**WHAT YOU WILL DO**
Your answer should be one number: the count of lines in these entries that hold the word "style".

(Extracted records)
——

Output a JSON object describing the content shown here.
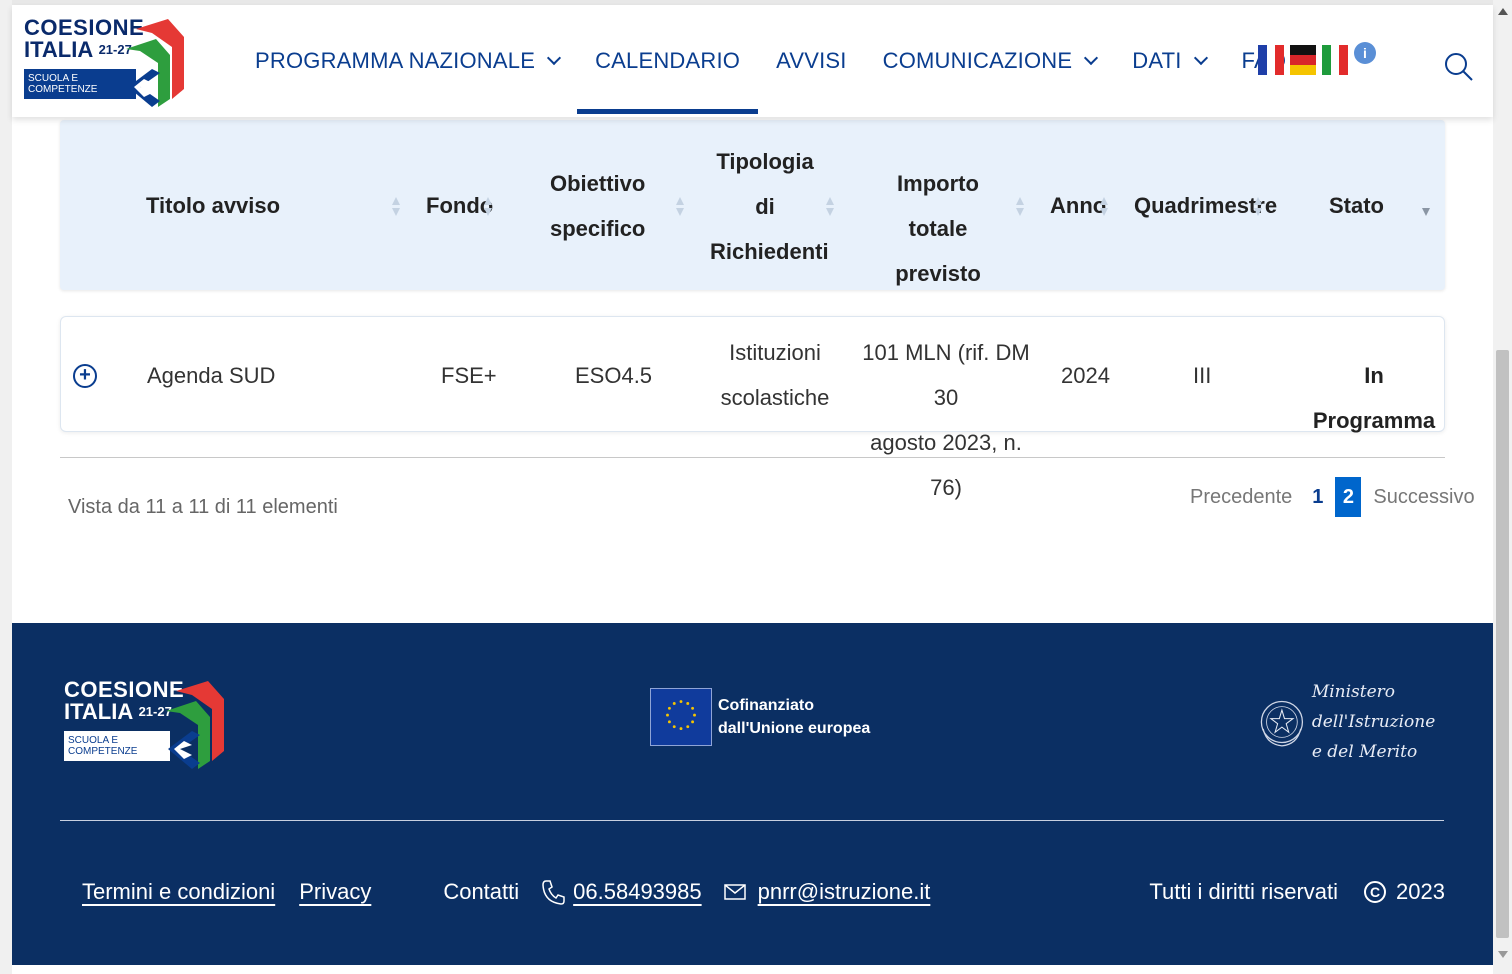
{
  "header": {
    "logo": {
      "line1": "COESIONE",
      "line2": "ITALIA",
      "sup": "21-27",
      "box_line1": "SCUOLA E",
      "box_line2": "COMPETENZE"
    },
    "nav": [
      {
        "label": "PROGRAMMA NAZIONALE",
        "dropdown": true,
        "active": false
      },
      {
        "label": "CALENDARIO",
        "dropdown": false,
        "active": true
      },
      {
        "label": "AVVISI",
        "dropdown": false,
        "active": false
      },
      {
        "label": "COMUNICAZIONE",
        "dropdown": true,
        "active": false
      },
      {
        "label": "DATI",
        "dropdown": true,
        "active": false
      },
      {
        "label": "FAQ",
        "dropdown": false,
        "active": false
      }
    ],
    "info_symbol": "i",
    "icons": [
      "flag-france-icon",
      "flag-germany-icon",
      "flag-italy-icon",
      "info-icon",
      "search-icon"
    ]
  },
  "table": {
    "columns": [
      {
        "label": "Titolo avviso"
      },
      {
        "label": "Fondo"
      },
      {
        "label_lines": [
          "Obiettivo",
          "specifico"
        ]
      },
      {
        "label_lines": [
          "Tipologia",
          "di",
          "Richiedenti"
        ]
      },
      {
        "label_lines": [
          "Importo totale",
          "previsto"
        ]
      },
      {
        "label": "Anno"
      },
      {
        "label": "Quadrimestre"
      },
      {
        "label": "Stato"
      }
    ],
    "rows": [
      {
        "titolo": "Agenda SUD",
        "fondo": "FSE+",
        "obiettivo": "ESO4.5",
        "tipologia_lines": [
          "Istituzioni",
          "scolastiche"
        ],
        "importo_lines": [
          "101 MLN (rif. DM 30",
          "agosto 2023, n. 76)"
        ],
        "anno": "2024",
        "quadrimestre": "III",
        "stato": "In Programma"
      }
    ],
    "info": "Vista da 11 a 11 di 11 elementi",
    "pagination": {
      "prev": "Precedente",
      "pages": [
        "1",
        "2"
      ],
      "current": "2",
      "next": "Successivo"
    }
  },
  "footer": {
    "logo": {
      "line1": "COESIONE",
      "line2": "ITALIA",
      "sup": "21-27",
      "box_line1": "SCUOLA E",
      "box_line2": "COMPETENZE"
    },
    "eu_line1": "Cofinanziato",
    "eu_line2": "dall'Unione europea",
    "ministry_line1": "Ministero dell'Istruzione",
    "ministry_line2": "e del Merito",
    "links": {
      "terms": "Termini e condizioni",
      "privacy": "Privacy",
      "contacts": "Contatti",
      "phone": "06.58493985",
      "email": "pnrr@istruzione.it"
    },
    "rights": "Tutti i diritti riservati",
    "copyright_symbol": "C",
    "year": "2023"
  },
  "colors": {
    "brand_blue": "#0a3d8f",
    "footer_bg": "#0b2f63",
    "header_row_bg": "#e8f1fb",
    "active_page": "#0066cc"
  }
}
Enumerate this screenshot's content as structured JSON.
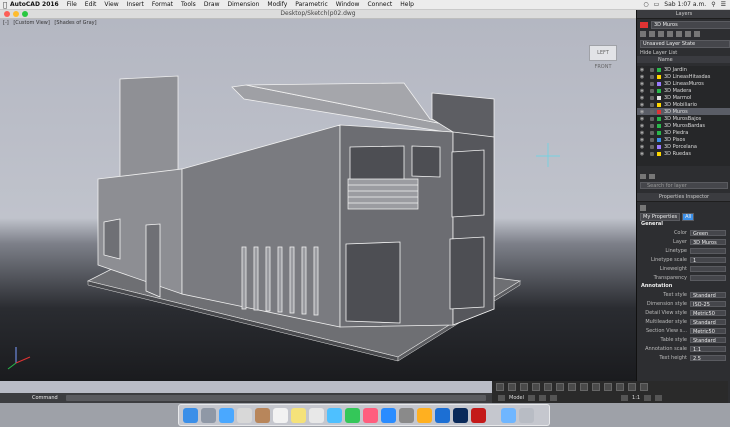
{
  "menubar": {
    "app": "AutoCAD 2016",
    "items": [
      "File",
      "Edit",
      "View",
      "Insert",
      "Format",
      "Tools",
      "Draw",
      "Dimension",
      "Modify",
      "Parametric",
      "Window",
      "Connect",
      "Help"
    ],
    "clock": "Sab 1:07 a.m."
  },
  "window": {
    "title": "Desktop/Sketch(p02.dwg"
  },
  "viewport": {
    "controls": [
      "[-]",
      "[Custom View]",
      "[Shades of Gray]"
    ],
    "viewcube": "LEFT  FRONT"
  },
  "layers_panel": {
    "title": "Layers",
    "current_layer": "3D Muros",
    "layer_state": "Unsaved Layer State",
    "hide_label": "Hide Layer List",
    "col_name": "Name",
    "layers": [
      {
        "name": "3D Jardin",
        "color": "#29b84b"
      },
      {
        "name": "3D LineasHitasdas",
        "color": "#ffd700"
      },
      {
        "name": "3D LineasMuros",
        "color": "#9a7bff"
      },
      {
        "name": "3D Madera",
        "color": "#29b84b"
      },
      {
        "name": "3D Marmol",
        "color": "#e0e0e0"
      },
      {
        "name": "3D Mobiliario",
        "color": "#ffd700"
      },
      {
        "name": "3D Muros",
        "color": "#e03333",
        "selected": true
      },
      {
        "name": "3D MurosBajos",
        "color": "#29b84b"
      },
      {
        "name": "3D MurosBardas",
        "color": "#29b84b"
      },
      {
        "name": "3D Piedra",
        "color": "#29b84b"
      },
      {
        "name": "3D Pisos",
        "color": "#3b8fe8"
      },
      {
        "name": "3D Porcelana",
        "color": "#9a7bff"
      },
      {
        "name": "3D Ruedas",
        "color": "#ffd700"
      }
    ],
    "search_placeholder": "Search for layer"
  },
  "properties": {
    "title": "Properties Inspector",
    "tabs": [
      "My Properties",
      "All"
    ],
    "general": "General",
    "annotation": "Annotation",
    "general_props": [
      {
        "k": "Color",
        "v": "Green"
      },
      {
        "k": "Layer",
        "v": "3D Muros"
      },
      {
        "k": "Linetype",
        "v": ""
      },
      {
        "k": "Linetype scale",
        "v": "1"
      },
      {
        "k": "Lineweight",
        "v": ""
      },
      {
        "k": "Transparency",
        "v": ""
      }
    ],
    "annotation_props": [
      {
        "k": "Text style",
        "v": "Standard"
      },
      {
        "k": "Dimension style",
        "v": "ISO-25"
      },
      {
        "k": "Detail View style",
        "v": "Metric50"
      },
      {
        "k": "Multileader style",
        "v": "Standard"
      },
      {
        "k": "Section View s...",
        "v": "Metric50"
      },
      {
        "k": "Table style",
        "v": "Standard"
      },
      {
        "k": "Annotation scale",
        "v": "1:1"
      },
      {
        "k": "Text height",
        "v": "2.5"
      }
    ]
  },
  "command": {
    "label": "Command"
  },
  "status": {
    "model": "Model",
    "scale": "1:1"
  },
  "colors": {
    "accent": "#3b8fe8",
    "panel": "#2d2e31"
  }
}
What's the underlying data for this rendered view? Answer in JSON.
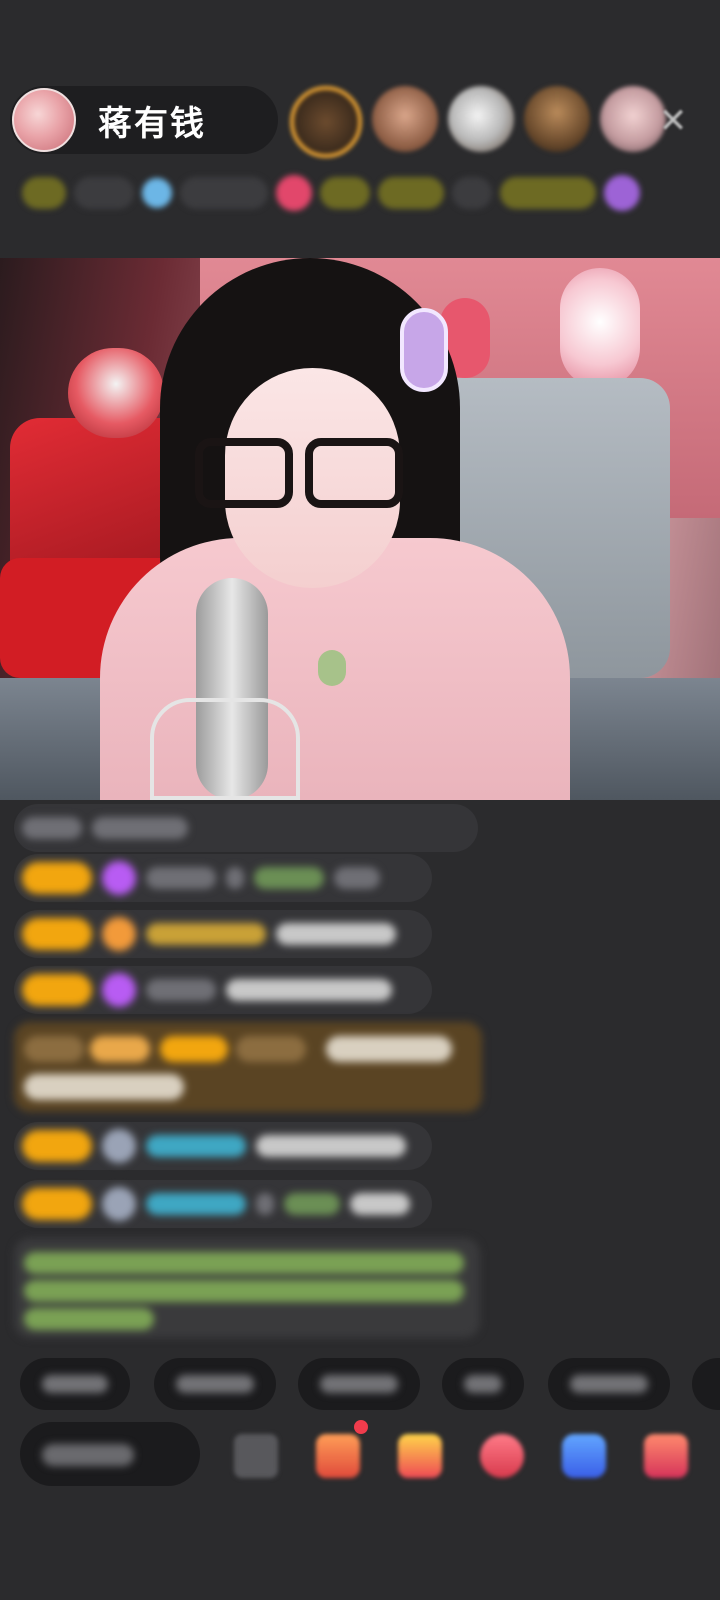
{
  "header": {
    "host_name": "蒋有钱",
    "close_icon": "close-icon",
    "viewer_avatars": [
      "viewer-avatar-1",
      "viewer-avatar-2",
      "viewer-avatar-3",
      "viewer-avatar-4",
      "viewer-avatar-5"
    ]
  },
  "colors": {
    "background": "#2b2b2d",
    "level_badge": "#f2a60f",
    "highlight_message": "#5a4423",
    "username_cyan": "#3fa7c3",
    "system_message_green": "#7aa154"
  },
  "icons": {
    "close": "close-icon",
    "emoji": "emoji-icon",
    "gift_buttons": [
      "gift-icon",
      "treasure-box-icon",
      "heart-icon",
      "game-icon",
      "more-icon"
    ]
  }
}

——

**ANSWER BOX**
5